In a significant step forward towards the opening of a portion of the BBC’s archives, the BBC today made their intentions for the Creative Archives clearer to other UK broadcasters and public sector organisations. The Creative Archive, originally announced by Greg Dyke in 2003, plans to offer the British public free access to some of the BBC’s audio and video programming.
This afternoon the first meeting of an external consultative panel, which included many UK media holders, heard the BBC’s decision that it will base the Creative Archive usage licence on the Creative Commons (CC) model. This confirmation follows some speculation on the subject. The CC model turns copyright on its head by explaining the ways that the content can be used rather than saying it cannot – or Some Rights Reserved as they put it. By happy coincidence, Creative Commons 2.0 was released yesterday.
By applying a CC-type license to the content, the BBC will enable individuals in the UK to download released content to their computers, share it, edit it and create new content. Commercial reuse of the content will not be allowed.
Professor Lawrence Lessig, chair of the Creative Commons project was clearly excited: “The announcement by the BBC of its intent to develop a Creative Archive has been the single most important event in getting people to understand the potential for digital creativity, and to see how such potential actually supports artists and artistic creativity.” He went to enthuse “If the vision proves a reality, Britain will become a centre for digital creativity, and will drive the many markets – in broadband deployment and technology – that digital creativity will support.”
Lessig has been invited by the BBC to be a permanent member of external consultative panel, which is wise because he is clearly at the centre of Creative Commons and politically wise in the BBC becoming closely associated with the whole movement. This announcement will also be a huge boost in profile for Creative Commons.
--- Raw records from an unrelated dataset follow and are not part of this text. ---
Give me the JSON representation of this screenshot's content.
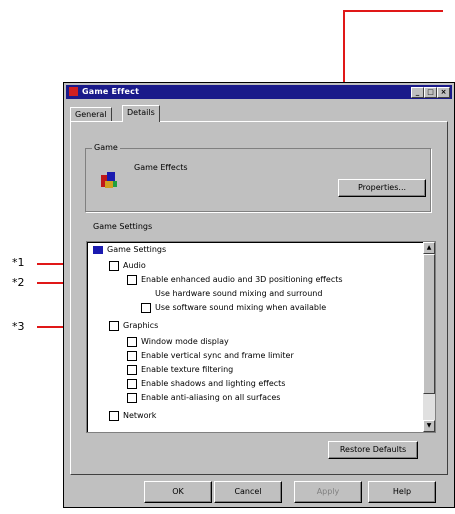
{
  "window": {
    "title": "Game Effect",
    "min": "_",
    "max": "□",
    "close": "×"
  },
  "tabs": [
    "General",
    "Details"
  ],
  "game_group": {
    "label": "Game",
    "name": "Game Effects",
    "button": "Properties..."
  },
  "tree_group": {
    "label": "Game Settings"
  },
  "tree": [
    {
      "text": "Game Settings",
      "indent": 0,
      "box": false
    },
    {
      "text": "Audio",
      "indent": 1,
      "box": true
    },
    {
      "text": "Enable enhanced audio and 3D positioning effects",
      "indent": 2,
      "box": true
    },
    {
      "text": "Use hardware sound mixing and surround",
      "indent": 3,
      "box": false
    },
    {
      "text": "Use software sound mixing when available",
      "indent": 4,
      "box": true
    },
    {
      "text": "Graphics",
      "indent": 1,
      "box": true
    },
    {
      "text": "Window mode display",
      "indent": 2,
      "box": true
    },
    {
      "text": "Enable vertical sync and frame limiter",
      "indent": 2,
      "box": true
    },
    {
      "text": "Enable texture filtering",
      "indent": 2,
      "box": true
    },
    {
      "text": "Enable shadows and lighting effects",
      "indent": 2,
      "box": true
    },
    {
      "text": "Enable anti-aliasing on all surfaces",
      "indent": 2,
      "box": true
    },
    {
      "text": "Network",
      "indent": 1,
      "box": true
    }
  ],
  "defaults_button": "Restore Defaults",
  "footer": {
    "ok": "OK",
    "cancel": "Cancel",
    "apply": "Apply",
    "help": "Help"
  },
  "markers": {
    "m1": "*1",
    "m2": "*2",
    "m3": "*3"
  },
  "colors": {
    "callout": "#e01818",
    "titlebar": "#1a1a8a"
  }
}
Paul Gerhardt, Joint Director, BBC Creative Archive explains: “We want to work in partnership with other broadcasters and public sector organisations to create a public and legal domain of audio visual material for the benefit of everyone in the UK.” Those attending today’s meeting included Channel 4; the British Film Institute; the British Library; ITN; JISC; The National Archives; the Natural History Museum; the Museums, Libraries & Archives Council; senior figures from the independent production industry; BBC Worldwide. The BBC plans to keep those attending abreast of the project, while encouraging them to follow the same route to opening their own archives.
This news will give further hope to those who feel the BBC is a leading light in the usage and availability of content in a Digital Lifestyles world. Gerhardt added “We hope the BBC Creative Archive can establish a model for others to follow, providing material for the new generation of digital creatives and stimulating the growth of the creative culture in the UK.”